In fact, according to a recent study, the class of 2010 might be in for the worst employment climate young people have seen since the Second World War.
The Economic Policy Institute, a non-profit think-tank based in Washington, D.C., released a report on May 11 that found unemployment rates for both high school and university graduates are the highest they’ve been since 1983.
The number of youth workers between 16 and 24 in the U.S. who are unemployed has more than doubled since the start of the recession.
The same is proving true north of the border.
McClelland just graduated from the University of Ottawa and has been actively looking for a job since February, applying to anywhere and everywhere, with no luck so far.
“I’ve had a couple of interviews for retail jobs, but neither panned out. For the most part I feel like I’ve been sending my resume off into the void, never to be heard from again,” he said.
McClelland has tried everything from replying to ads, dropping off resumes blind and registering with temp agencies.
“Honestly, it gets pretty frustrating at times. I mean, I know there are jobs out there, and people who are hiring, but it can sometimes seem pretty baffling as to how one actually acquires those jobs.”
“Sometimes I’ll start working on a cover letter, and just have difficulty finishing it because it seems so disheartening and pointless a lot of the time,” he explained.
The University of Toronto surveyed 1,752 recent graduates from February to April and found that only 37 per cent were employed full-time.

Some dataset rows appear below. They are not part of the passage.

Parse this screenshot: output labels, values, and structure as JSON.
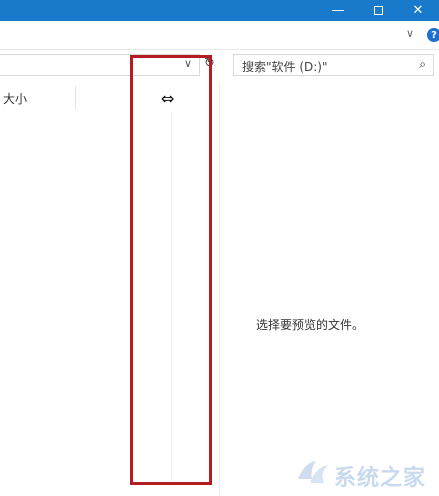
{
  "window": {
    "minimize_glyph": "—",
    "close_glyph": "✕"
  },
  "ribbon": {
    "expand_glyph": "∨",
    "help_glyph": "?"
  },
  "addressbar": {
    "dropdown_glyph": "∨",
    "refresh_glyph": "↻"
  },
  "search": {
    "placeholder": "搜索\"软件 (D:)\"",
    "icon_glyph": "⌕"
  },
  "columns": {
    "size_label": "大小"
  },
  "cursor": {
    "resize_glyph": "⇔"
  },
  "preview": {
    "empty_message": "选择要预览的文件。"
  },
  "watermark": {
    "text": "系统之家"
  },
  "colors": {
    "titlebar": "#1979ca",
    "highlight": "#b41d23"
  }
}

The rest either remained unemployed, were employed part-time or temporarily, or were back in school.
Only 25 per cent are earning more than $50,000 and only 40 per cent are actually working in a field related to their degree.
Thirty per cent have yet to receive an interview for any application submitted.
High rates of youth unemployment is not unique to 2010 either — it’s been an upward trend in Canada since the recession hit. According to Statistics Canada, the summer of 2009 saw student unemployment reach an all-time high during the month of July. It was estimated that 20.9 per cent of students were without work — the highest rate since data collection began in 1977.